DJR: How does your writing process work?
NJM: I’m a pantser, through and through. I get an idea and start writing until I get to the point where I figure out what the story is about. If it turns out to be long, I will eventually make notes about where it’s going, but I don’t outline.
DJR: What have you written recently? What lies ahead?
NJM: I’ve got a couple of longish short stories I’ve been working on this spring. Beyond that, I’ve got the beginning of a sequel to For the Good of the Realm, which I need to get back to. And then there’s this generation ship novel, which is a project of my heart.

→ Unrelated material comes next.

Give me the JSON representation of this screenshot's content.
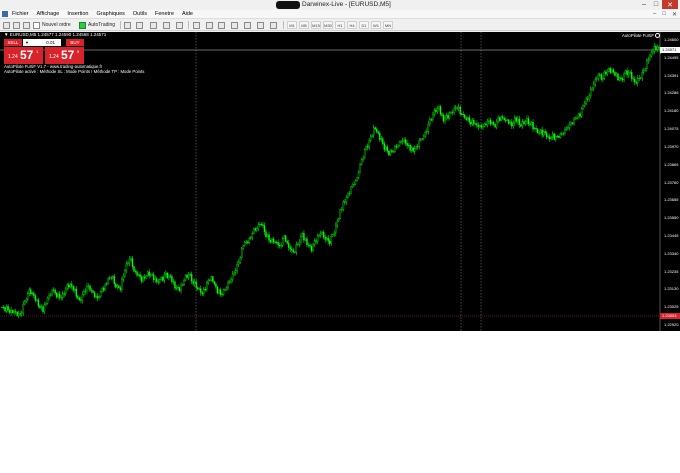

It started out as a short story in response to one of my favorite stories – Joanna Russ’s “When It Changed” – but it’s become clear that I’m going to need a whole book to address what she did in about five thousand words.
DJR: What’s the strangest or most touching fan mail you’ve ever received?
NJM: Back in 2011, I got an email from someone who had read both a short story and an essay I had in a volume of the WisCon Chronicles, the anthology Aqueduct Press put out for a number of years reporting on events at the WisCon science fiction convention in Madison. It began, “Are you my long-lost twin sister” because the writer felt such connection in reading my work. It was a nice letter, so I wrote back. We corresponded for a year before meeting in person at the next WisCon. In 2014, I moved to Oakland to live with him.
DJR: What advice would you give an aspiring writer?
NJM: Figure out what you mean by being a writer and what you ultimately want out of your writing career. There are so many different ways of going about being a writer and there’s no one right path for everyone.
First of all, what do you really want to write? I always wanted to write my own stories, but lots of other writers like doing novelizations or writing in shared universes. Some like doing comics. Others like writing for games or movies or television, which can be more collaborative. Some do more than one thing, though since almost all of these fields have some barriers to entry, I think focusing on the one that is most important to you in the beginning is important. Later, if you have some reputation, you may be able to expand. I notice that a lot of well-known SF/F writers get asked to write for comics franchises, for example, and some are working on scripts as well.
If you are willing to learn the business side – both production and sales – self publishing is a reasonable path these days. The big publishers are still going strong, but only a few people are making enough money from those contracts to make that their primary job. There are lots of small presses – I publish with a good one – but there is not a lot of money in that. So part of the decision is how much money you need and want to make from writing fiction.
I know I had the dream of quitting my day job to write fiction when I was younger. I never managed to do it, but what I did manage to do was find a day job that left me with the energy to write on the side. In my case, that was also a writing job – legal editing and reporting. I found it very useful because doing any kind of writing teaches you about how to put together good sentences and explain things clearlyand also because it was intellectually stimulating without being emotionally taxing. In the end, I’m glad it worked that way, because I never had to try to make my fiction commercial enough to support myself.
But here’s the thing: the right choice for me might not be the right choice for you. The main thing is to do the work that you want to do, tell the stories that only you can tell in the way that only you can tell them. There’s a huge variety of ways to do that. Find the one that works for you.
https://treehousewriters.com/wp53/; website: http://nancyjanemoore.com/.